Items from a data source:

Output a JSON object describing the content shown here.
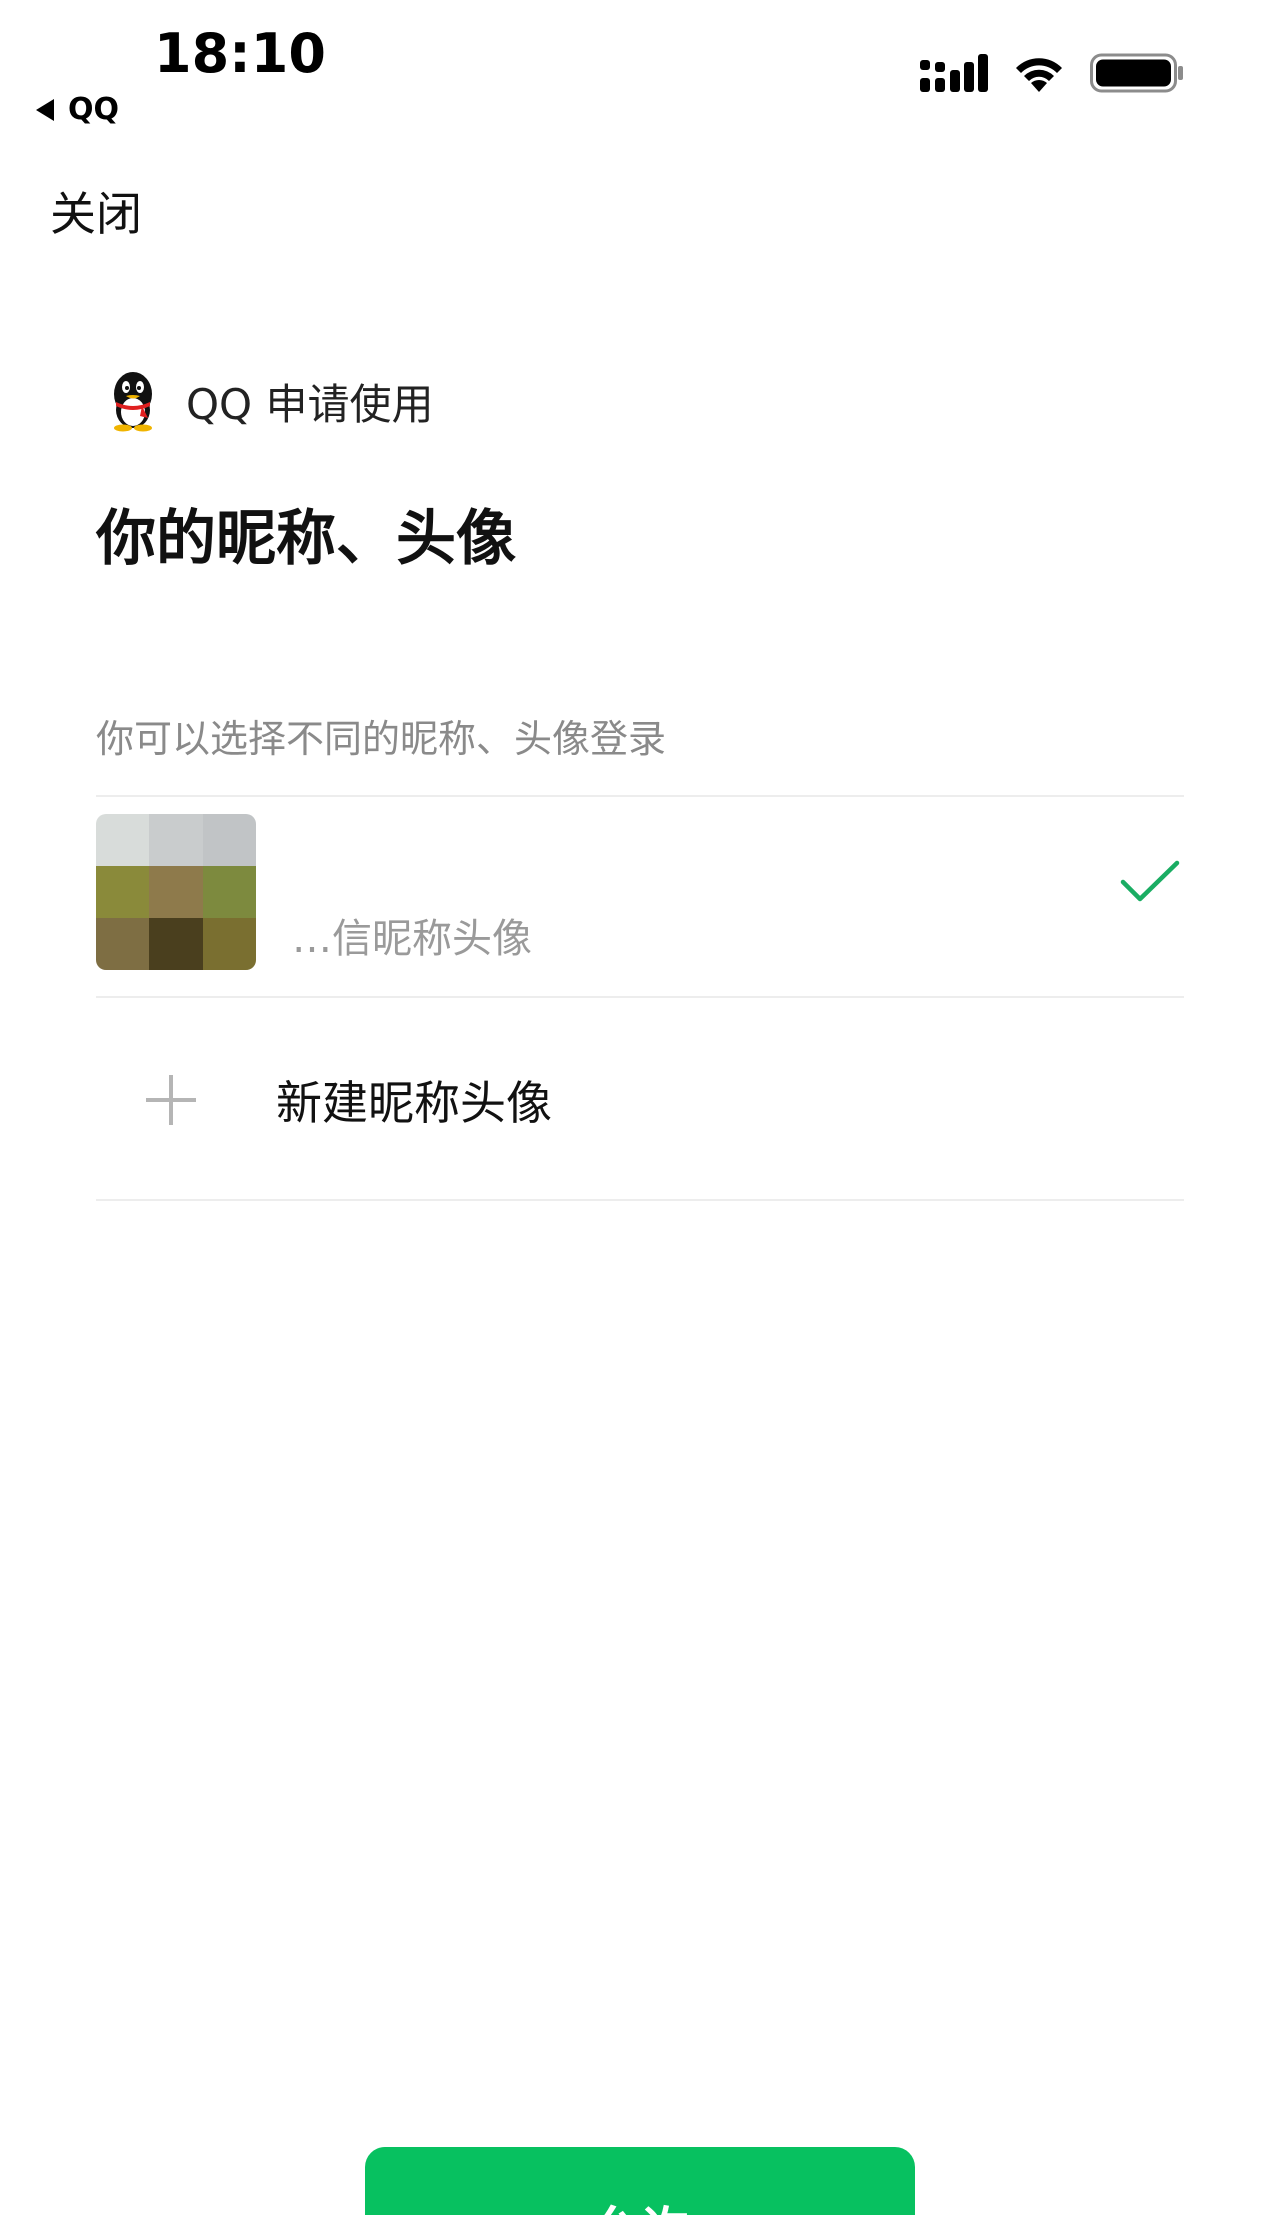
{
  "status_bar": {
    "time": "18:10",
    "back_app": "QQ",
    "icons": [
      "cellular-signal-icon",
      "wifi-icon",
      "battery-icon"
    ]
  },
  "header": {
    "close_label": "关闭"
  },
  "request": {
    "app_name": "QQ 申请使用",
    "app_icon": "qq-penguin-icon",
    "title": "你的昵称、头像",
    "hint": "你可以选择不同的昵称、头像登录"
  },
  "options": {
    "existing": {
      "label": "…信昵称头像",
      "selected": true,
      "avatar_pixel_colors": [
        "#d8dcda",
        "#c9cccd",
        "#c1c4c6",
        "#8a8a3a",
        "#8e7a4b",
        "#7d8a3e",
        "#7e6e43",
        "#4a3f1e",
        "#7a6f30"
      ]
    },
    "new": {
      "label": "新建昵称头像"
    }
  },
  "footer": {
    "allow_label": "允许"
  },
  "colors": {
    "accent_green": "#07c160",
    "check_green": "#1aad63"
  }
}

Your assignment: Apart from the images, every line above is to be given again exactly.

Solution for this exercise:
Output a JSON object describing the content shown here.
{
  "status_bar": {
    "time": "18:10",
    "back_app": "QQ",
    "icons": [
      "cellular-signal-icon",
      "wifi-icon",
      "battery-icon"
    ]
  },
  "header": {
    "close_label": "关闭"
  },
  "request": {
    "app_name": "QQ 申请使用",
    "app_icon": "qq-penguin-icon",
    "title": "你的昵称、头像",
    "hint": "你可以选择不同的昵称、头像登录"
  },
  "options": {
    "existing": {
      "label": "…信昵称头像",
      "selected": true,
      "avatar_pixel_colors": [
        "#d8dcda",
        "#c9cccd",
        "#c1c4c6",
        "#8a8a3a",
        "#8e7a4b",
        "#7d8a3e",
        "#7e6e43",
        "#4a3f1e",
        "#7a6f30"
      ]
    },
    "new": {
      "label": "新建昵称头像"
    }
  },
  "footer": {
    "allow_label": "允许"
  },
  "colors": {
    "accent_green": "#07c160",
    "check_green": "#1aad63"
  }
}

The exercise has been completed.